- The task:
Check every line of the following material for the word "monitor", then say how many have it, with no other words.

- Data shown:
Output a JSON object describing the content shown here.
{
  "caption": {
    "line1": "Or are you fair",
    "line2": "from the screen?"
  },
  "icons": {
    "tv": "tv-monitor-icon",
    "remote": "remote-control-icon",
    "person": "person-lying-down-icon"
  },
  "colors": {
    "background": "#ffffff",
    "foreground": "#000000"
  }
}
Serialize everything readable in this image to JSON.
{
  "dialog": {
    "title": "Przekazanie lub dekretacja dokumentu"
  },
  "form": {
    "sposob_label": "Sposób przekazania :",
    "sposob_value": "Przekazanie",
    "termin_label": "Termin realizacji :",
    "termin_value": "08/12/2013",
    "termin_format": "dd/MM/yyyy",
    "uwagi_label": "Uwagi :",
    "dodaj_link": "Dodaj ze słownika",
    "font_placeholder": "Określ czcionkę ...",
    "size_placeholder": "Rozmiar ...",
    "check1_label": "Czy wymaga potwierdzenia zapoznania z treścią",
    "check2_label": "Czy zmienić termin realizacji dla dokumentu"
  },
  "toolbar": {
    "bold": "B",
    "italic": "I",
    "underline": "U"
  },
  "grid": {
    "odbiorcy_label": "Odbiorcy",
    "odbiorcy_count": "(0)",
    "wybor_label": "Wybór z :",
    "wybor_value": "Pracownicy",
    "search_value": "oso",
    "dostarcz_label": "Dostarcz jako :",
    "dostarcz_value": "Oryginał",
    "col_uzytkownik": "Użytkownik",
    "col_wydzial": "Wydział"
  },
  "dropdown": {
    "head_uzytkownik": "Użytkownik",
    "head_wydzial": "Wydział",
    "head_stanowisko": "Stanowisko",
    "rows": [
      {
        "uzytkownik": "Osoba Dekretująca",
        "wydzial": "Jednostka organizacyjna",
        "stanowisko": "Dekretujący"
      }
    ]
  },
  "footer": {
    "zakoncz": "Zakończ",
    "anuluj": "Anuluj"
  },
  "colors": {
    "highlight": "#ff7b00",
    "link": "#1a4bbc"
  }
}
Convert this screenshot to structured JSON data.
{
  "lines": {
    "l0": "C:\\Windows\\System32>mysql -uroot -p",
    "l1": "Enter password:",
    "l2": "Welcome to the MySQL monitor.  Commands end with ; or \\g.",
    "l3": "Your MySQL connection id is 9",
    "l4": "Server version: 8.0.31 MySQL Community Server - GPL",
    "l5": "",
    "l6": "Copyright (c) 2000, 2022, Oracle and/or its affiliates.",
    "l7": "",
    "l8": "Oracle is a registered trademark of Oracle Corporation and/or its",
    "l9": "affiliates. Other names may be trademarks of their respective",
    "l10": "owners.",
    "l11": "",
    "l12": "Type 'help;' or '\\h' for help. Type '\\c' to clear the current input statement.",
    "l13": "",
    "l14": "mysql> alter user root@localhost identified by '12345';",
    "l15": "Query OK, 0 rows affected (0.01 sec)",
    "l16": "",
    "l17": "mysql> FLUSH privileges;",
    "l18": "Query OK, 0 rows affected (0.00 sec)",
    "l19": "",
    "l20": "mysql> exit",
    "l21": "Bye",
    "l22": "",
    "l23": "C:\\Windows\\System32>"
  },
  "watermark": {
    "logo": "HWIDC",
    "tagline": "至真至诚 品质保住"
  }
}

- Worked solution:
2